My building was sold, and I have a new landlord. Under Massachusetts law, what happens to my security deposit?
-- (Posted by Adam on the Forum Chat Room.)
Massachusetts law thoroughly protects tenants in your situation. When a landlord sells a building, he or she must transfer all deposits to the new owner, along with any interest that has accrued on the funds. Then, within forty-five days of the sale of the building, the new owner must send you a notice informing you that he has your deposit and providing his “name, business address, and business telephone number, and the name, business address, and business telephone number of his agent, if any.” This issue is governed by Massachusetts General Laws Chapter 186, Section 15B(5).
Interestingly, both the old and the new owner of the building are responsible to the tenant for the effective transfer of the deposit. If you do not get the notice from the new owner in a timely manner, you can demand that the old owner return your deposit to you. Moreover, even if the new landlord never received your deposit, he is still responsible for it, and a court may require him to refund the full amount to you (or allow you to deduct the amount from your rent). This rule does not apply in cases of foreclosure, however.

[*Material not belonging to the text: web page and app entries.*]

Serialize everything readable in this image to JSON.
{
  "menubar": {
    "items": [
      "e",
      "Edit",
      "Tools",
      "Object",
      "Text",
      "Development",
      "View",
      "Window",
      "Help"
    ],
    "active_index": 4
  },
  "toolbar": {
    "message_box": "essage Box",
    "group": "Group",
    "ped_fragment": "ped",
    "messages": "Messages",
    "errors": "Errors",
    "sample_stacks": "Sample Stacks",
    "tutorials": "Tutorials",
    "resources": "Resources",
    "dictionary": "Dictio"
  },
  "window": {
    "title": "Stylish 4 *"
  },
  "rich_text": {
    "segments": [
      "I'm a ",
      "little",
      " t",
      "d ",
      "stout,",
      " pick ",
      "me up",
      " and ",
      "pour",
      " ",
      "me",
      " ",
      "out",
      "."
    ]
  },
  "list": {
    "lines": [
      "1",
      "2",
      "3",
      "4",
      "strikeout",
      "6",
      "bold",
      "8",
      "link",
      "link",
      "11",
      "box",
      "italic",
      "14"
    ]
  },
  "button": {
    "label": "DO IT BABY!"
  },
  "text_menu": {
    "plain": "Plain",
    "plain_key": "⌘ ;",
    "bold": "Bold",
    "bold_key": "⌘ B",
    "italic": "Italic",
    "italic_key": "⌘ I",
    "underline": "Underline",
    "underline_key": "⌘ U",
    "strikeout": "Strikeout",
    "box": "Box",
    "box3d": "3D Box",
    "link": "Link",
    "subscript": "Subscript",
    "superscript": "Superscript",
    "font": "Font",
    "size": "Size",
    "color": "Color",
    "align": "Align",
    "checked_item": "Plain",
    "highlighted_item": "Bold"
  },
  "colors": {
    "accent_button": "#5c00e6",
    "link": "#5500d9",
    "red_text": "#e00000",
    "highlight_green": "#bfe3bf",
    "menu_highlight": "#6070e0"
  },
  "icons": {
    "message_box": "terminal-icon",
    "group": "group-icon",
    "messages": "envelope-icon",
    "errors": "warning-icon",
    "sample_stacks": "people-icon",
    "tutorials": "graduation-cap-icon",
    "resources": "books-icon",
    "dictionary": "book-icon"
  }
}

So, in short, keep track of the 45 day window and make sure you know where your deposit is.